Using the data below, count the lines where "true" appears, and answer with the number alone.
====== Exercise input ======
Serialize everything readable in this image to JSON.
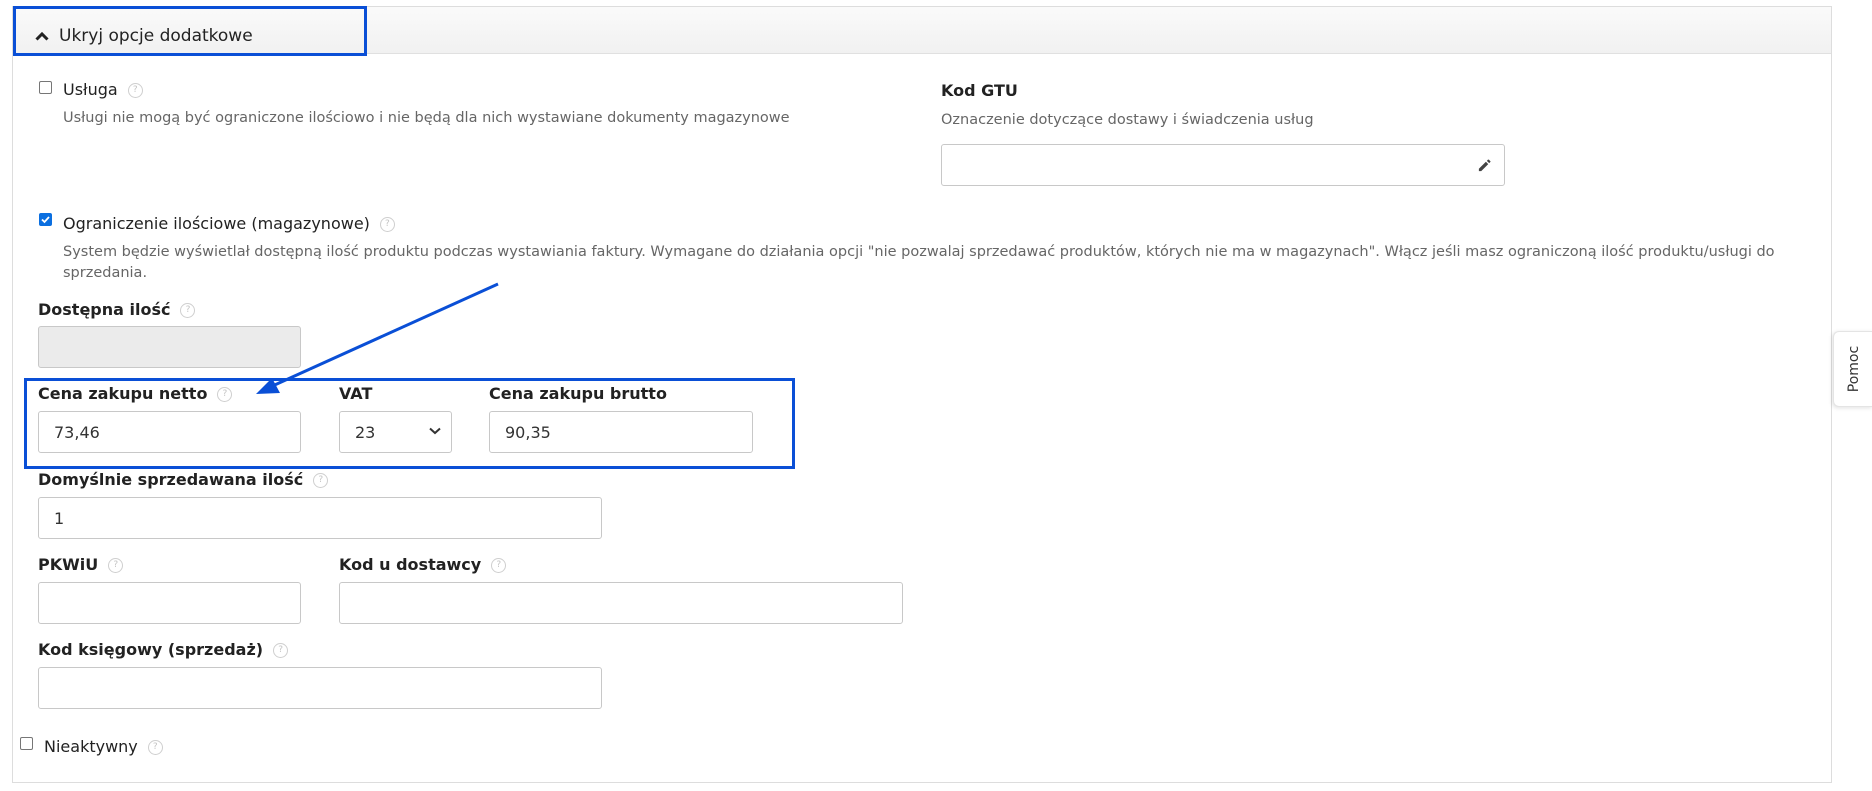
{
  "panel": {
    "toggle_label": "Ukryj opcje dodatkowe"
  },
  "usluga": {
    "label": "Usługa",
    "checked": false,
    "description": "Usługi nie mogą być ograniczone ilościowo i nie będą dla nich wystawiane dokumenty magazynowe"
  },
  "gtu": {
    "label": "Kod GTU",
    "description": "Oznaczenie dotyczące dostawy i świadczenia usług",
    "value": ""
  },
  "ograniczenie": {
    "label": "Ograniczenie ilościowe (magazynowe)",
    "checked": true,
    "description": "System będzie wyświetlał dostępną ilość produktu podczas wystawiania faktury. Wymagane do działania opcji \"nie pozwalaj sprzedawać produktów, których nie ma w magazynach\". Włącz jeśli masz ograniczoną ilość produktu/usługi do sprzedania."
  },
  "dostepna": {
    "label": "Dostępna ilość",
    "value": ""
  },
  "cena_netto": {
    "label": "Cena zakupu netto",
    "value": "73,46"
  },
  "vat": {
    "label": "VAT",
    "value": "23"
  },
  "cena_brutto": {
    "label": "Cena zakupu brutto",
    "value": "90,35"
  },
  "domyslnie": {
    "label": "Domyślnie sprzedawana ilość",
    "value": "1"
  },
  "pkwiu": {
    "label": "PKWiU",
    "value": ""
  },
  "kod_dostawcy": {
    "label": "Kod u dostawcy",
    "value": ""
  },
  "kod_ksiegowy": {
    "label": "Kod księgowy (sprzedaż)",
    "value": ""
  },
  "nieaktywny": {
    "label": "Nieaktywny",
    "checked": false
  },
  "pomoc": {
    "label": "Pomoc"
  },
  "help_icon_glyph": "?",
  "colors": {
    "highlight": "#0a4fd6",
    "checkbox_checked": "#0b6fe0"
  }
}
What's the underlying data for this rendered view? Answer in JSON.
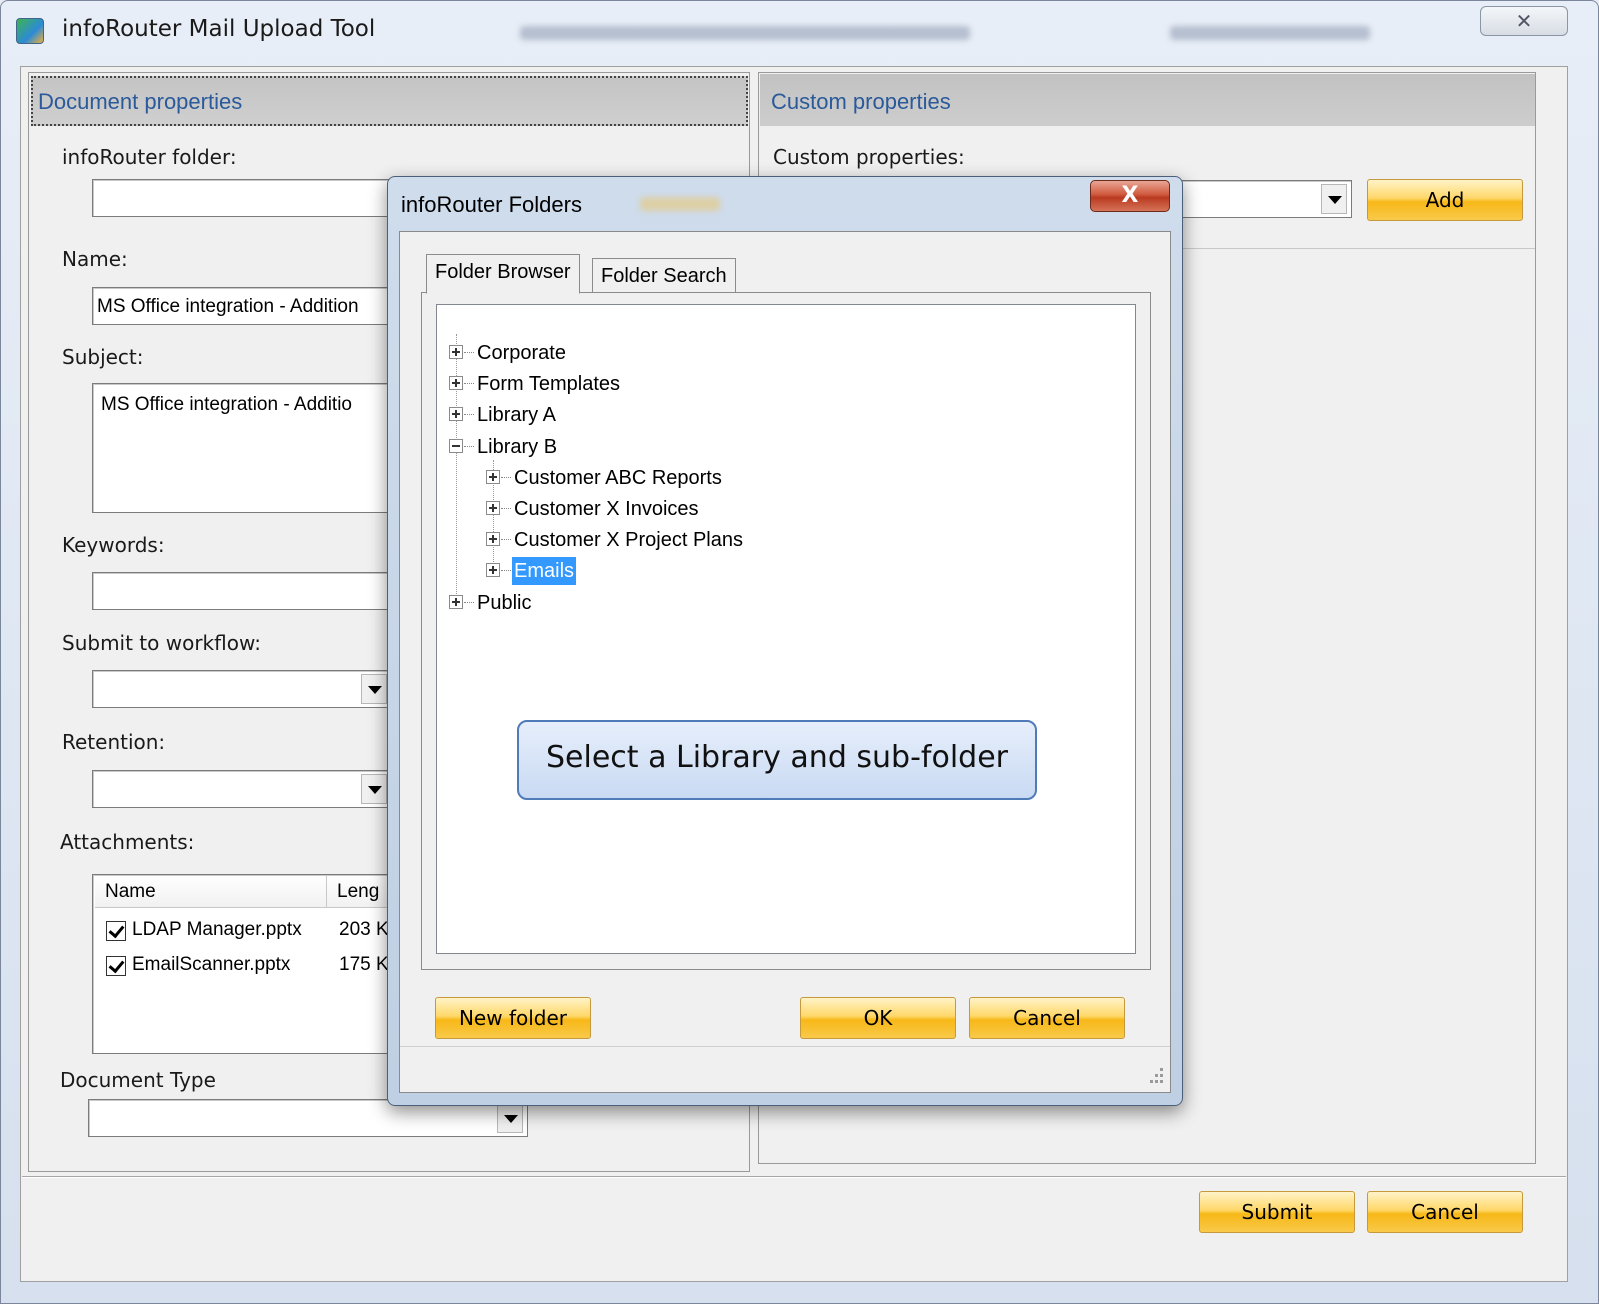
{
  "window": {
    "title": "infoRouter Mail Upload Tool"
  },
  "document_properties": {
    "header": "Document properties",
    "folder_label": "infoRouter folder:",
    "folder_value": "",
    "name_label": "Name:",
    "name_value": "MS Office integration - Addition",
    "subject_label": "Subject:",
    "subject_value": "MS Office integration - Additio",
    "keywords_label": "Keywords:",
    "keywords_value": "",
    "workflow_label": "Submit to workflow:",
    "workflow_value": "",
    "retention_label": "Retention:",
    "retention_value": "",
    "attachments_label": "Attachments:",
    "attachments_columns": [
      "Name",
      "Leng"
    ],
    "attachments": [
      {
        "name": "LDAP Manager.pptx",
        "length": "203 K",
        "checked": true
      },
      {
        "name": "EmailScanner.pptx",
        "length": "175 K",
        "checked": true
      }
    ],
    "doctype_label": "Document Type",
    "doctype_value": ""
  },
  "custom_properties": {
    "header": "Custom properties",
    "label": "Custom properties:",
    "value": "",
    "add_label": "Add"
  },
  "footer": {
    "submit_label": "Submit",
    "cancel_label": "Cancel"
  },
  "dialog": {
    "title": "infoRouter Folders",
    "close_glyph": "X",
    "tabs": [
      "Folder Browser",
      "Folder Search"
    ],
    "active_tab": "Folder Browser",
    "tree": [
      {
        "label": "Corporate",
        "expanded": false,
        "level": 0
      },
      {
        "label": "Form Templates",
        "expanded": false,
        "level": 0
      },
      {
        "label": "Library A",
        "expanded": false,
        "level": 0
      },
      {
        "label": "Library B",
        "expanded": true,
        "level": 0
      },
      {
        "label": "Customer ABC Reports",
        "expanded": false,
        "level": 1
      },
      {
        "label": "Customer X Invoices",
        "expanded": false,
        "level": 1
      },
      {
        "label": "Customer X Project Plans",
        "expanded": false,
        "level": 1
      },
      {
        "label": "Emails",
        "expanded": false,
        "level": 1,
        "selected": true
      },
      {
        "label": "Public",
        "expanded": false,
        "level": 0
      }
    ],
    "callout": "Select a Library and sub-folder",
    "new_folder_label": "New folder",
    "ok_label": "OK",
    "cancel_label": "Cancel"
  },
  "colors": {
    "header_text": "#2a5a9a",
    "selection": "#3399ff",
    "button_gold": "#f7b818"
  },
  "icons": [
    "app-icon",
    "close-icon",
    "dropdown-arrow-icon",
    "checkbox-icon",
    "expand-icon",
    "collapse-icon",
    "resize-grip-icon"
  ]
}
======
Written answer – 5